Can a teacher
Get Legal Help Today
Secured with SHA-256 Encryption
Can a teacher
I was in the office of the junior high school the other day signing my daughter out for a doctor appointment. I recognised a teacher I had in high school, who was a creep then he sat next to me as I waited and we were talking. He was holding his phone at a weird angle and was taking my picture as I sat there and walked
away. It really gave me the creeps. Is there anything I can do?
Asked on February 13, 2019 under Personal Injury, Texas
SJZ, Member, New York Bar / FreeAdvice Contributing Attorney
Answered 2 years ago | Contributor
Yes, he can, so long as it was not an "up the skirt" or similarly salicious photograph. The law lets a person photograph anyone they want so long as the person taking the photograph is allowed to be there. They can't use the photograph for criminal (e.g. blackmail) purposes, for their own economic benefit (e.g. to advertise their services on a website, as if you were a happy customer) without your consent, and if they use it to defame you (as part of a post of negative untrue facts about you), you could sue them, but otherwise yes, the teacher could do this.
However, even though not illegal, it may be a breach of school or district rules or of a teache's professional standards; you wish to report this to the district, since it made you uncomfortable.
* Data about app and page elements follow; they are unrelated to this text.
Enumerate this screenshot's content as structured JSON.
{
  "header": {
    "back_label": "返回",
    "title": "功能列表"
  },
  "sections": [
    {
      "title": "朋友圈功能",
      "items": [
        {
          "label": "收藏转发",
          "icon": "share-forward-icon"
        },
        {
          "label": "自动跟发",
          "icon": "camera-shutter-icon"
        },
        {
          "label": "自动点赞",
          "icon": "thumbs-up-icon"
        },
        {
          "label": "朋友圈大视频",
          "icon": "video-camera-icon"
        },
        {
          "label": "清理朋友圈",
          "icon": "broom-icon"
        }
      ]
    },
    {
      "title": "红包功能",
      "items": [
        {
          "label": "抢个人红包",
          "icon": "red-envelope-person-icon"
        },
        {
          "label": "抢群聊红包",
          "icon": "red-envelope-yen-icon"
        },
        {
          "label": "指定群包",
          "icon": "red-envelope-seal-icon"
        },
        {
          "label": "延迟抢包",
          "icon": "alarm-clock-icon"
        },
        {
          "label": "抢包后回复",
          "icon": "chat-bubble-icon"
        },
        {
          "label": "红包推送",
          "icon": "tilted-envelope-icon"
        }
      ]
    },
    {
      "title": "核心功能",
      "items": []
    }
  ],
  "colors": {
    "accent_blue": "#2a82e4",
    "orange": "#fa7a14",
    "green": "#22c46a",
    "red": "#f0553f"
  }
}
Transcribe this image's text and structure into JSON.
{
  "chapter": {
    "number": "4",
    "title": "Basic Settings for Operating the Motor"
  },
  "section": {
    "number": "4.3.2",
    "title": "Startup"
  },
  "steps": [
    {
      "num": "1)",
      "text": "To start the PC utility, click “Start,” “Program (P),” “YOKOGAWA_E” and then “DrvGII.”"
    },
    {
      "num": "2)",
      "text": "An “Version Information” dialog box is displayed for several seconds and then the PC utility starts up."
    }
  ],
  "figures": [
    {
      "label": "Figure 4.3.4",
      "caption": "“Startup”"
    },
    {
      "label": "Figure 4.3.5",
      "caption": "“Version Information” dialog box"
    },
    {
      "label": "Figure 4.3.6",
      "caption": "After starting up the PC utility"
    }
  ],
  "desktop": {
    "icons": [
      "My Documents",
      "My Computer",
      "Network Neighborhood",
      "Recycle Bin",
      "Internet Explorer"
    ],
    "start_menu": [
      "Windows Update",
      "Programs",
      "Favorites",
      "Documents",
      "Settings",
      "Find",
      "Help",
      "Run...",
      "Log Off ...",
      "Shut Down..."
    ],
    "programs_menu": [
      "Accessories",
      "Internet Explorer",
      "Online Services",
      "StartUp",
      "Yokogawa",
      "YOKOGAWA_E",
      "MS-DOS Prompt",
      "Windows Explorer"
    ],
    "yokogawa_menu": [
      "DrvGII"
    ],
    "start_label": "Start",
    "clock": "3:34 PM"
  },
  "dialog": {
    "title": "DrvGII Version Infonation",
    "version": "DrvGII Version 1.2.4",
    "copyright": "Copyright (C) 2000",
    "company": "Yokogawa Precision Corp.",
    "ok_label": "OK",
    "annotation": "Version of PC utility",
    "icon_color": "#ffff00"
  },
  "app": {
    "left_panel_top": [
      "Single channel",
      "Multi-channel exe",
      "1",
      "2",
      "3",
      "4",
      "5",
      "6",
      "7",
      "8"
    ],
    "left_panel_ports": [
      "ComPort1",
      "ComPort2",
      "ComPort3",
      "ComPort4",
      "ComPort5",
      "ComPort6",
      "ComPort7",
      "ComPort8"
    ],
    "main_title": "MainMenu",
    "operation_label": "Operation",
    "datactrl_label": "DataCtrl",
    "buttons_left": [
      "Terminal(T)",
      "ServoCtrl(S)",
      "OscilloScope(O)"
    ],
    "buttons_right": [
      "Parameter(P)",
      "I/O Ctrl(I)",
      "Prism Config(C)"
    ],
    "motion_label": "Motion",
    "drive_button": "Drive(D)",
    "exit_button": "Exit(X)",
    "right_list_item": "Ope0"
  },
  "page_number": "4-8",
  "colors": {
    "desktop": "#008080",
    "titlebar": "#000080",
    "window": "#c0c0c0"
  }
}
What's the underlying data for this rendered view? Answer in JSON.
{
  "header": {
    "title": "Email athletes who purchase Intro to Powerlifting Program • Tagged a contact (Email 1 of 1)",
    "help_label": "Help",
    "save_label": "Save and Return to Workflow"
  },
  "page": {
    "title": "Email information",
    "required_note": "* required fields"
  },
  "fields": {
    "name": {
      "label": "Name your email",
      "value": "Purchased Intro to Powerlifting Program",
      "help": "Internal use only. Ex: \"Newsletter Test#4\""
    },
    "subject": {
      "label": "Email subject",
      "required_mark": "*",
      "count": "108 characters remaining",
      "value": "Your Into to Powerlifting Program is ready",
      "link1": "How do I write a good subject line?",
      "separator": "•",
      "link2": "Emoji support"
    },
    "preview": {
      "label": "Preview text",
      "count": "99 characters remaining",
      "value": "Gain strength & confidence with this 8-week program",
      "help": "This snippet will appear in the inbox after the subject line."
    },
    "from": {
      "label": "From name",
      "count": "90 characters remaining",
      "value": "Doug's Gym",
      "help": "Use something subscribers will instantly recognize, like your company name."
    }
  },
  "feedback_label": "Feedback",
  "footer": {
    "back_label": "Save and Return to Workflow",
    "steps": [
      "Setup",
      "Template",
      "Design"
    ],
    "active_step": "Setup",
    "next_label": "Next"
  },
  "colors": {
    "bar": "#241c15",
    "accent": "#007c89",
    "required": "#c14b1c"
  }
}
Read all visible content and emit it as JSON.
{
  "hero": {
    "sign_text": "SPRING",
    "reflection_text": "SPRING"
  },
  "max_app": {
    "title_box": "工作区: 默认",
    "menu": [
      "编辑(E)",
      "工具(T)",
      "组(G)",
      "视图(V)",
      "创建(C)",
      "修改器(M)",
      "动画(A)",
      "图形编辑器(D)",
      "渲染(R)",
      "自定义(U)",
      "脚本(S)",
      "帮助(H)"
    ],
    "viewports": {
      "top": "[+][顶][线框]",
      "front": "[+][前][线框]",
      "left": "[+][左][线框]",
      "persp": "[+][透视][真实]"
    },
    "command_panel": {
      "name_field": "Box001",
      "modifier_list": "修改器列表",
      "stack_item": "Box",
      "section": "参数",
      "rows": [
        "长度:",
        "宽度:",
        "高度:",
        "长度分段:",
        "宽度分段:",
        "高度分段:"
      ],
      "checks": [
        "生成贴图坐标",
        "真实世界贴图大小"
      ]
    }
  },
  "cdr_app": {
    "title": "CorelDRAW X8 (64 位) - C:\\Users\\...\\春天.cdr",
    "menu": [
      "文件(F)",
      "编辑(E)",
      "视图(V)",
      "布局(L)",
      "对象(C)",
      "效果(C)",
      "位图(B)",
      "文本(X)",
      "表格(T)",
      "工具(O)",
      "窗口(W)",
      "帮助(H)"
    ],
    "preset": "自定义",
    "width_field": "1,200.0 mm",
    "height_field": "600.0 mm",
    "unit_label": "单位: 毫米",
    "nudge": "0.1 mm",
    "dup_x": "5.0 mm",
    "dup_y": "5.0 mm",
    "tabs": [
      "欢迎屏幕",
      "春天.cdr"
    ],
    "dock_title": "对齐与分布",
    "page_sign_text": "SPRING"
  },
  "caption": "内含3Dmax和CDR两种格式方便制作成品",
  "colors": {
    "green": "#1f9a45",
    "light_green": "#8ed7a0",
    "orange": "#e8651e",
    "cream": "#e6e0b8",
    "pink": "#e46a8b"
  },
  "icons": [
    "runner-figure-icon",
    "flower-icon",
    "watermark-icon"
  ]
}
IMPORTANT NOTICE: The Answer(s) provided above are for general information only. The attorney providing the answer was not serving as the attorney for the person submitting the question or in any attorney-client relationship with such person. Laws may vary from state to state, and sometimes change. Tiny variations in the facts, or a fact not set forth in a question, often can change a legal outcome or an attorney's conclusion. Although AttorneyPages.com has verified the attorney was admitted to practice law in at least one jurisdiction, he or she may not be authorized to practice law in the jurisdiction referred to in the question, nor is he or she necessarily experienced in the area of the law involved. Unlike the information in the Answer(s) above, upon which you should NOT rely, for personal advice you can rely upon we suggest you retain an attorney to represent you.